  • interacting socially, such as expressing empathy, maintaining control during debates, and adjusting your behaviors based on the social setting
  • organizing, such as rearranging your desk or handling tasks in order of importance
  • multitasking, such as being able to talk on the phone while cleaning
  • managing a household, such as paying bills on time, budgeting, and keeping purchases within your means
  • making decisions, such as deciding which milk alternative to buy, picking a shirt color for work, or selecting a time of year to vacation

When you have problems with EF, also known as executive dysfunction, one or more EF processes aren’t performing in a typical way.

Because EF underlies many different self-directed thoughts and actions, executive dysfunction can present in a variety of ways. Some people may experience only subtle differences, while for others executive dysfunction can cause major impairment.

Signs of EF challenges

EF changes can present very differently depending on the person and the situation. Common challenges in executive dysfunction include:

  • not planning ahead
  • having trouble staying organized
  • missing deadlines
  • making poor decisions
  • recklessly following impulses
  • being unable to multitask
  • forgetting details
  • losing important items
  • feeling unmotivated
  • poorly managing time
  • having trouble staying focused
  • finding it difficult to switch between tasks
  • feeling unable to follow conversations
  • finding it difficult to communicate effectively
  • missing social cues
  • being unable to adapt your thoughts and behaviors in new situations

EF challenges can be caused by many factors that affect your brain’s function or structure, including:

EF and mental health have a bidirectional relationship, meaning each one can influence the other.

For example, executive dysfunction may worsen mental health challenges by affecting emotional regulation, coping skills, and daily function. In addition, mental health challenges may worsen EF difficulties by further impairing cognitive processes.

According to a 2023 research review, EF can be predictive of both mental and physical health and health behaviors. If you experience significant executive dysfunction, you may be more likely to experience challenges related to physical and mental well-being.

A 2017 study found that students living with depression, anxiety, or stress experienced higher levels of executive dysfunction than students who were not living with mental health conditions.

You can improve your EF skills with practice and the right support. Activities that target specific EF processes, such as working memory, can help you improve your performance, and tools such as electronic planners can help you stay on track.

Ways to improve EF include:

  • engaging with games or puzzles that require critical thinking
  • practicing self-regulation techniques such as mindfulness or deep breathing
  • setting alarms to help with task management
  • using planners, calendars, and organizational tools
  • breaking tasks down into smaller steps
  • recording important meetings or lectures for later review
  • reevaluating a past problem to see how many solutions you can come up with
  • setting a time limit for completing several tasks to encourage prioritizing and multitasking
  • writing down a daily schedule
  • seeking treatment for mental or physical conditions that are contributing to executive dysfunction

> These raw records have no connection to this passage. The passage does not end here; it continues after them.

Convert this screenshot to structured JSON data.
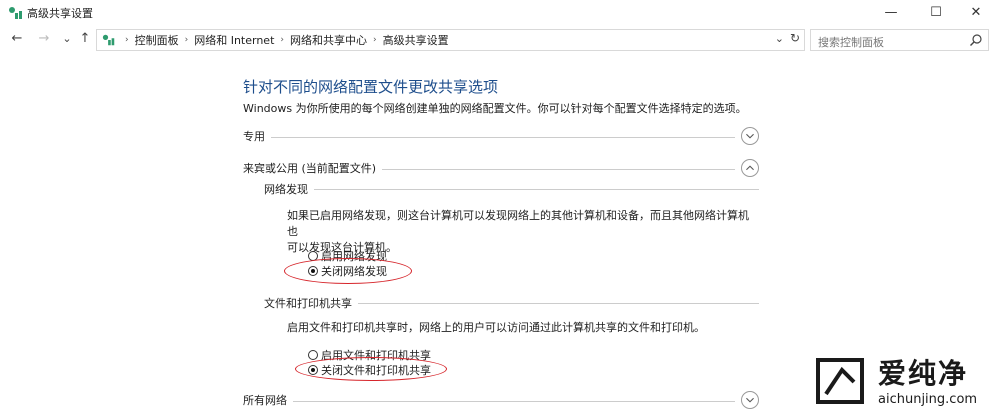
{
  "window": {
    "title": "高级共享设置",
    "minimize": "—",
    "maximize": "☐",
    "close": "✕"
  },
  "nav": {
    "back": "←",
    "forward": "→",
    "recent": "⌄",
    "up": "↑"
  },
  "address": {
    "crumbs": [
      "控制面板",
      "网络和 Internet",
      "网络和共享中心",
      "高级共享设置"
    ],
    "separator": "›",
    "dropdown": "⌄",
    "refresh": "↻"
  },
  "search": {
    "placeholder": "搜索控制面板"
  },
  "main": {
    "title": "针对不同的网络配置文件更改共享选项",
    "description": "Windows 为你所使用的每个网络创建单独的网络配置文件。你可以针对每个配置文件选择特定的选项。",
    "sections": {
      "private": {
        "label": "专用"
      },
      "guest": {
        "label": "来宾或公用 (当前配置文件)"
      },
      "all": {
        "label": "所有网络"
      }
    },
    "discovery": {
      "heading": "网络发现",
      "line1": "如果已启用网络发现，则这台计算机可以发现网络上的其他计算机和设备，而且其他网络计算机也",
      "line2": "可以发现这台计算机。",
      "on_label": "启用网络发现",
      "off_label": "关闭网络发现",
      "selected": "off"
    },
    "sharing": {
      "heading": "文件和打印机共享",
      "line1": "启用文件和打印机共享时，网络上的用户可以访问通过此计算机共享的文件和打印机。",
      "on_label": "启用文件和打印机共享",
      "off_label": "关闭文件和打印机共享",
      "selected": "off"
    }
  },
  "watermark": {
    "cn": "爱纯净",
    "en": "aichunjing.com"
  },
  "colors": {
    "title_blue": "#1e4e8c",
    "annotation_red": "#d6252b",
    "icon_green": "#2e9b6e"
  }
}
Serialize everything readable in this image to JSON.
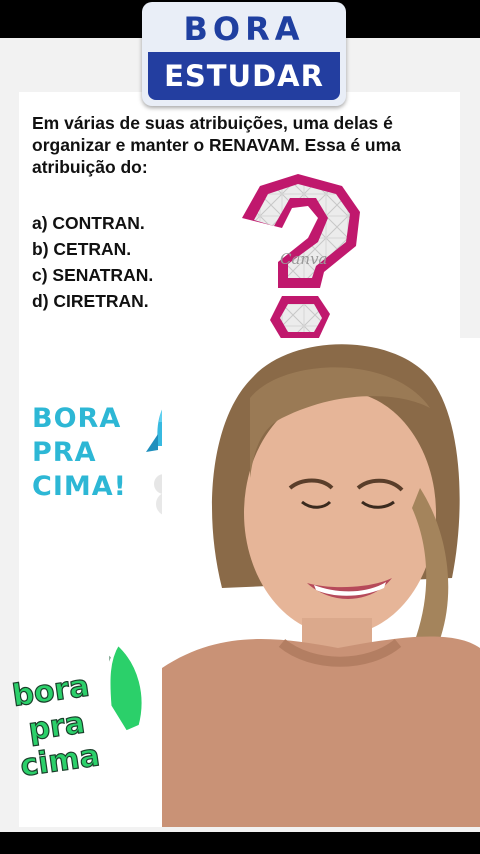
{
  "logo": {
    "line1": "BORA",
    "line2": "ESTUDAR"
  },
  "question": {
    "text": "Em várias de suas atribuições, uma delas é organizar e manter o RENAVAM.  Essa é uma atribuição do:"
  },
  "options": [
    "a) CONTRAN.",
    "b) CETRAN.",
    "c) SENATRAN.",
    "d) CIRETRAN."
  ],
  "qmark": {
    "watermark": "Canva",
    "color": "#c0186d"
  },
  "bora_pra_cima": {
    "line1": "BORA",
    "line2": "PRA",
    "line3": "CIMA!",
    "color": "#2db7d5"
  },
  "sticker": {
    "line1": "bora",
    "line2": "pra",
    "line3": "cima",
    "color": "#2bd06a"
  },
  "icons": [
    "question-mark-icon",
    "rocket-icon",
    "rocket-sticker-icon"
  ]
}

Many people living with EF challenges benefit from seeking professional support. Treatment can take place in a group or a one-on-one setting and may involve approaches such as:

  • cognitive orientation to occupational performance intervention
  • goal-plan-do review
  • metacognitive strategy instruction
  • video and verbal feedback
  • time pressure management
  • strategic memory and reasoning training
  • goal management training

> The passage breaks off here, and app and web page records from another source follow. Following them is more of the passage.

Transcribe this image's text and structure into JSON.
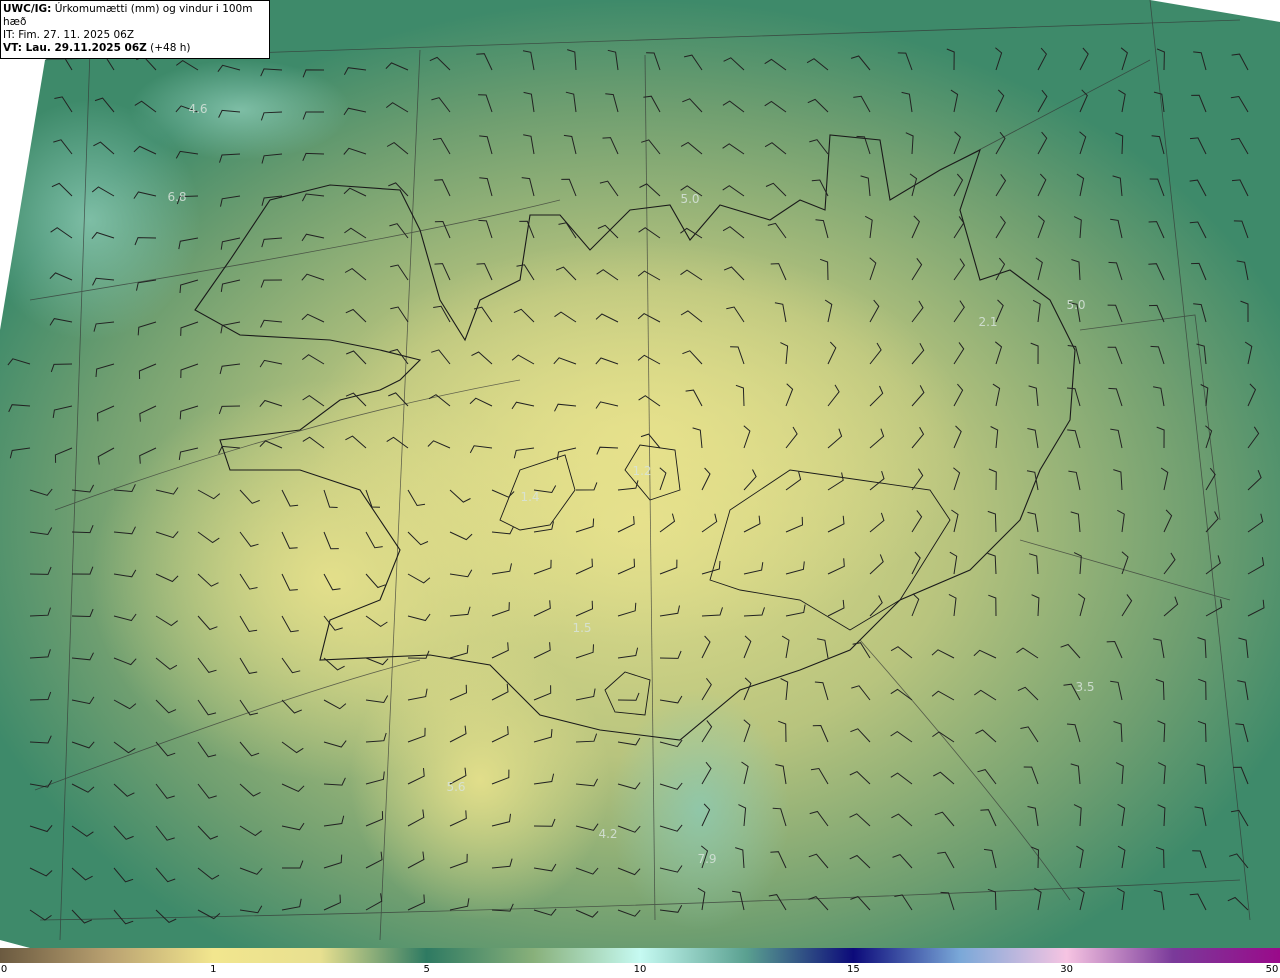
{
  "header": {
    "model_label": "UWC/IG:",
    "title": "Úrkomumætti (mm) og vindur i 100m hæð",
    "init_time": "IT: Fim. 27. 11. 2025 06Z",
    "valid_label": "VT: Lau. 29.11.2025 06Z",
    "lead": "(+48 h)"
  },
  "value_labels": [
    "4.6",
    "6.8",
    "5.0",
    "5.0",
    "2.1",
    "1.4",
    "1.2",
    "1.5",
    "3.5",
    "5.6",
    "4.2",
    "7.9"
  ],
  "colorbar": {
    "ticks": [
      "0",
      "1",
      "5",
      "10",
      "15",
      "30",
      "50"
    ],
    "stops": [
      {
        "value": "0",
        "color": "#6b5a40"
      },
      {
        "value": "1",
        "color": "#f2e68e"
      },
      {
        "value": "5",
        "color": "#2e7a62"
      },
      {
        "value": "10",
        "color": "#c6faf2"
      },
      {
        "value": "15",
        "color": "#0c0a7a"
      },
      {
        "value": "30",
        "color": "#f6c4e2"
      },
      {
        "value": "50",
        "color": "#9a0a8a"
      }
    ]
  },
  "colors": {
    "sea": "#3d8a6c",
    "land_low": "#e6e08a",
    "coastline": "#1a1a1a",
    "grid": "#333333"
  }
}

Executive function (EF) includes the thought processes that are involved in high level mental skills such as problem-solving, emotional regulation, adaptability, and metacognition.

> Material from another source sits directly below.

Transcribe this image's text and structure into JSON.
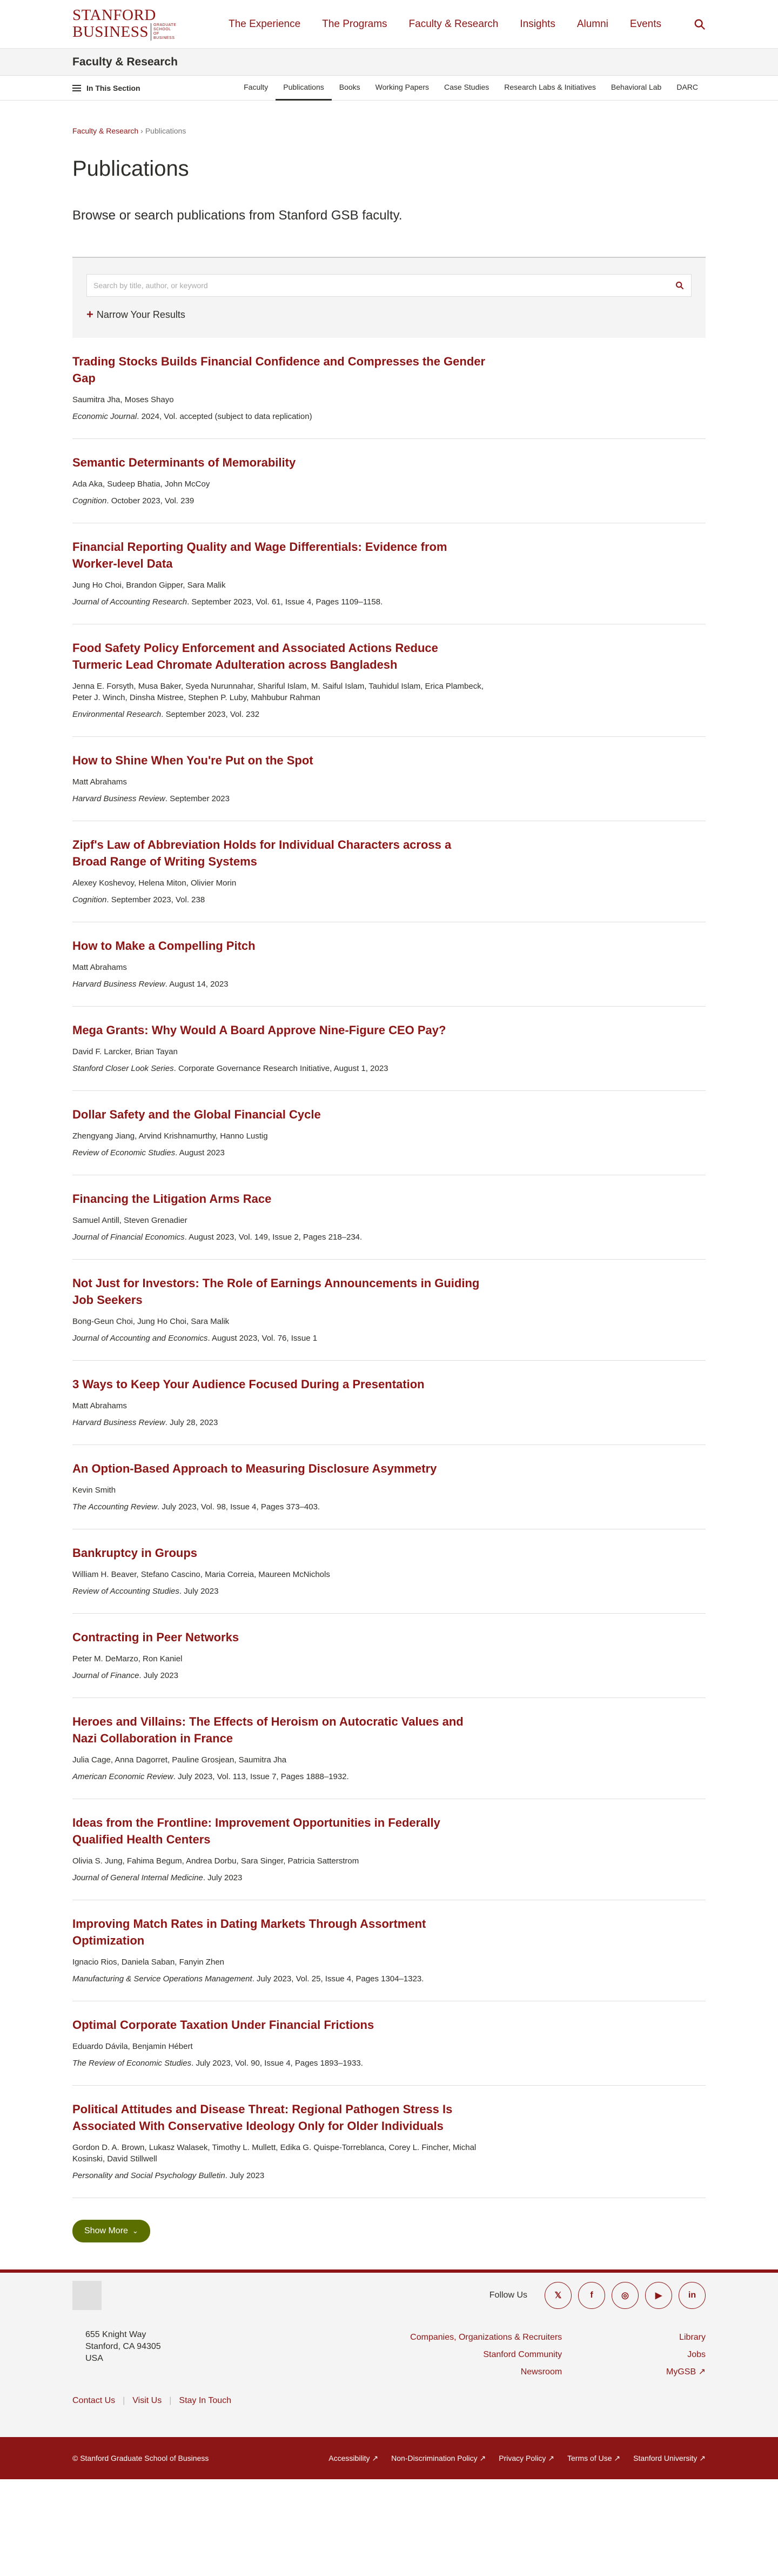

It’s a part of your everyday lived experience and can be seen in everything from following a recipe to deciding what to wear the next day for work.

While impaired or atypical EF can affect your ability to function in many areas of life, you can improve your EF skills with targeted exercises and support interventions.